Firefighter/EMT Patrick Smith, Firefighter/AEMT Justin Lewis, Firefighter/AEMT Eric Rogers, Firefighter/EMT Michael Hall, Lt. Alan Waldroup, and Sgt. Chase Freeman were given the Bronze Medal of Valor.

On Oct. 5, 2021, the crew was called to the scene of a vehicle accident, and they soon realized the car had been riddled with bullet holes and the pregnant driver was unresponsive. Using the jaws of life, the driver was removed from the vehicle, and she was confirmed to have been shot multiple times.

The fire department personnel stayed on the scene until the patient was transported to the hospital.
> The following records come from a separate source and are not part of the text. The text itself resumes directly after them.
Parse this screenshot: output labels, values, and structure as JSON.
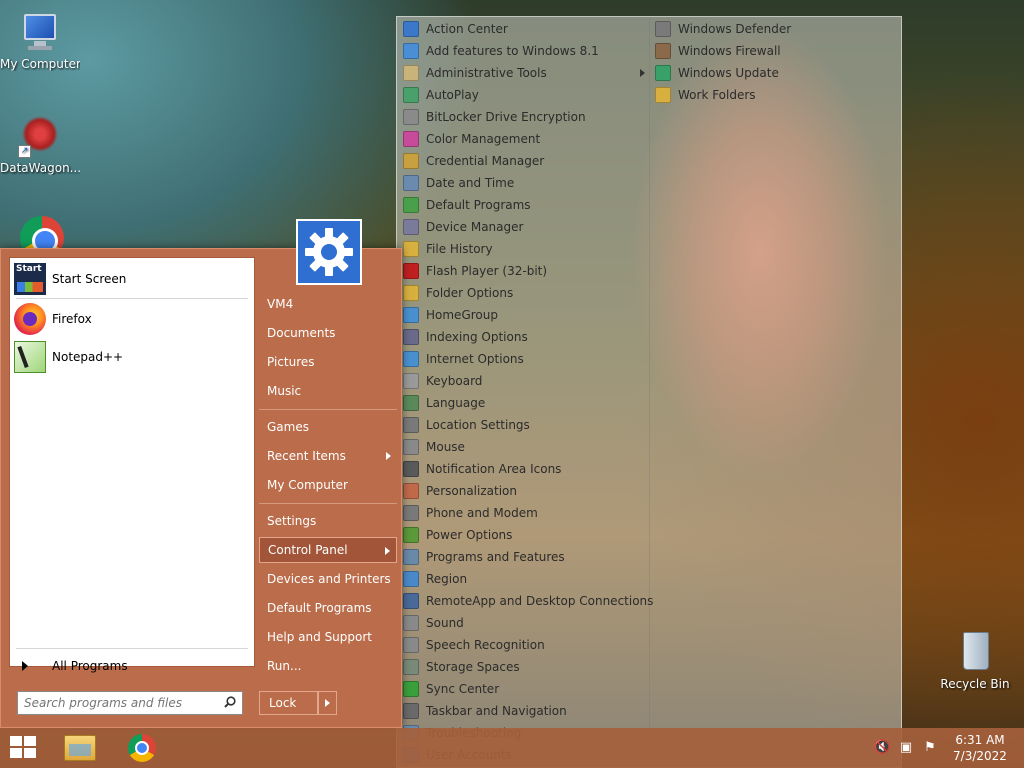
{
  "desktop": {
    "icons": [
      {
        "label": "My Computer"
      },
      {
        "label": "DataWagon..."
      },
      {
        "label": "Recycle Bin"
      }
    ]
  },
  "start_menu": {
    "programs": [
      {
        "label": "Start Screen",
        "icon": "start-screen-icon"
      },
      {
        "label": "Firefox",
        "icon": "firefox-icon"
      },
      {
        "label": "Notepad++",
        "icon": "notepad-plus-plus-icon"
      }
    ],
    "all_programs": "All Programs",
    "search_placeholder": "Search programs and files",
    "right_items": [
      {
        "label": "VM4"
      },
      {
        "label": "Documents"
      },
      {
        "label": "Pictures"
      },
      {
        "label": "Music"
      },
      {
        "label": "Games"
      },
      {
        "label": "Recent Items",
        "submenu": true
      },
      {
        "label": "My Computer"
      },
      {
        "label": "Settings"
      },
      {
        "label": "Control Panel",
        "submenu": true,
        "active": true
      },
      {
        "label": "Devices and Printers"
      },
      {
        "label": "Default Programs"
      },
      {
        "label": "Help and Support"
      },
      {
        "label": "Run..."
      }
    ],
    "lock_label": "Lock",
    "accent": "#bb6c4a",
    "avatar_color": "#2f6fd1"
  },
  "control_panel": {
    "col1": [
      {
        "label": "Action Center",
        "color": "#3b78c9"
      },
      {
        "label": "Add features to Windows 8.1",
        "color": "#4a8fd6"
      },
      {
        "label": "Administrative Tools",
        "color": "#c8b47a",
        "submenu": true
      },
      {
        "label": "AutoPlay",
        "color": "#4aa06a"
      },
      {
        "label": "BitLocker Drive Encryption",
        "color": "#8a8a8a"
      },
      {
        "label": "Color Management",
        "color": "#c84a9a"
      },
      {
        "label": "Credential Manager",
        "color": "#c8a040"
      },
      {
        "label": "Date and Time",
        "color": "#6a8ab0"
      },
      {
        "label": "Default Programs",
        "color": "#4aa04a"
      },
      {
        "label": "Device Manager",
        "color": "#7a7a9a"
      },
      {
        "label": "File History",
        "color": "#d8b040"
      },
      {
        "label": "Flash Player (32-bit)",
        "color": "#c02020"
      },
      {
        "label": "Folder Options",
        "color": "#d8b040"
      },
      {
        "label": "HomeGroup",
        "color": "#4a90d0"
      },
      {
        "label": "Indexing Options",
        "color": "#6a6a8a"
      },
      {
        "label": "Internet Options",
        "color": "#4a90d0"
      },
      {
        "label": "Keyboard",
        "color": "#9a9a9a"
      },
      {
        "label": "Language",
        "color": "#5a8a5a"
      },
      {
        "label": "Location Settings",
        "color": "#7a7a7a"
      },
      {
        "label": "Mouse",
        "color": "#8a8a8a"
      },
      {
        "label": "Notification Area Icons",
        "color": "#5a5a5a"
      },
      {
        "label": "Personalization",
        "color": "#c06a4a"
      },
      {
        "label": "Phone and Modem",
        "color": "#7a7a7a"
      },
      {
        "label": "Power Options",
        "color": "#5a9a3a"
      },
      {
        "label": "Programs and Features",
        "color": "#6a8aaa"
      },
      {
        "label": "Region",
        "color": "#4a8aca"
      },
      {
        "label": "RemoteApp and Desktop Connections",
        "color": "#4a6a9a"
      },
      {
        "label": "Sound",
        "color": "#8a8a8a"
      },
      {
        "label": "Speech Recognition",
        "color": "#8a8a8a"
      },
      {
        "label": "Storage Spaces",
        "color": "#7a8a7a"
      },
      {
        "label": "Sync Center",
        "color": "#3aa03a"
      },
      {
        "label": "Taskbar and Navigation",
        "color": "#6a6a6a"
      },
      {
        "label": "Troubleshooting",
        "color": "#6a8aaa"
      },
      {
        "label": "User Accounts",
        "color": "#5a7aaa"
      }
    ],
    "col2": [
      {
        "label": "Windows Defender",
        "color": "#7a7a7a"
      },
      {
        "label": "Windows Firewall",
        "color": "#8a6a4a"
      },
      {
        "label": "Windows Update",
        "color": "#3aa06a"
      },
      {
        "label": "Work Folders",
        "color": "#d8b040"
      }
    ]
  },
  "taskbar": {
    "time": "6:31 AM",
    "date": "7/3/2022"
  }
}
Though the victim later succumbed to the gunshot wounds, the crew was given the award for their dedication and response in a time of crisis.

Silver Medal of Valor

Sgt. David Murphy, Dep. Brady Pike and Inv. Jessica Noles, of the Troup County Sheriff’s Office were given the Silver Medal of Valor for their handling of a man with a gun on West Point Rd.

On April 14 2021, Troup County 911 received multiple calls regarding the man walking in the area of West Point Rd. waving a handgun and pointing it at citizens and himself.

Deputies found the suspect waiting with a pistol, and he pointed it at the deputies. The suspect gave verbal commands for him to drop the weapon, which were ignored as he continued toward a residential area. The suspect was then subdued and taken into custody by the deputies.

“The selfless actions and bravery these deputies displayed confirmed their mission to preserve the peace, maintain order and protect lives,” Woodruff said.

Gold Medal of

Valor

Capt. Dale Strickland, Sgt. Joshua Clower, Inv. Clint Stephens, Inv. Jarrod Anderson, Det. Adam Blane, Inv. William Norris, Sgt. Robert Moore, Det. Jason Duncan, Lt. Mark Cavender, Cpl. Robbie Hall, Officer Riley Densmore, Sgt. Clayton Bryant, Det. Darryl Prichard, Cpl. William Jones and Sgt. Craig Wheeler, of the LaGrange Police Department were given the Gold Medal of Valor for their efforts to end a situation with a highly-armed suspect who had barricaded himself into a house.

On Nov. 16, 2021, police responded to a report of a suicidal subject who was in the company of his young sons in the Sunny Point area of LaGrange. Police spent six hours negotiating with the subject who was heavily armed, refused to cooperate and threatened to shoot officers.

The emergency service unit was finally able to negotiate the release of the children, and they were taken into care.

Police then learned that there were multiple firearms and explosives inside the residence and a plan was developed to evacuate the surrounding neighborhood. During the evacuation, the suspect was seen walking nearby with an AR-15 and he fired multiple rounds, placing officers and residents in imminent danger.

Over the next 16 hours, police made multiple attempts to safely resolve the incident, but were rebuffed with hundreds of rounds of gunfire.

The subject barricaded himself in the home as officers attempted to breach the residence, but they were met with gunfire.

A fire was later observed in the garage, which grew quickly and erupted a stockpile of ammunition and explosives in the home, killing the suspect.

“To this courageous team that confronted domestic terror, gunfire and a deadly explosion, we congratulate the LaGrange emergency service unit on being awarded this year’s Gold Medal of Valor,” Dekmar said. “Thank you for your unwavering and selfless service to our community.”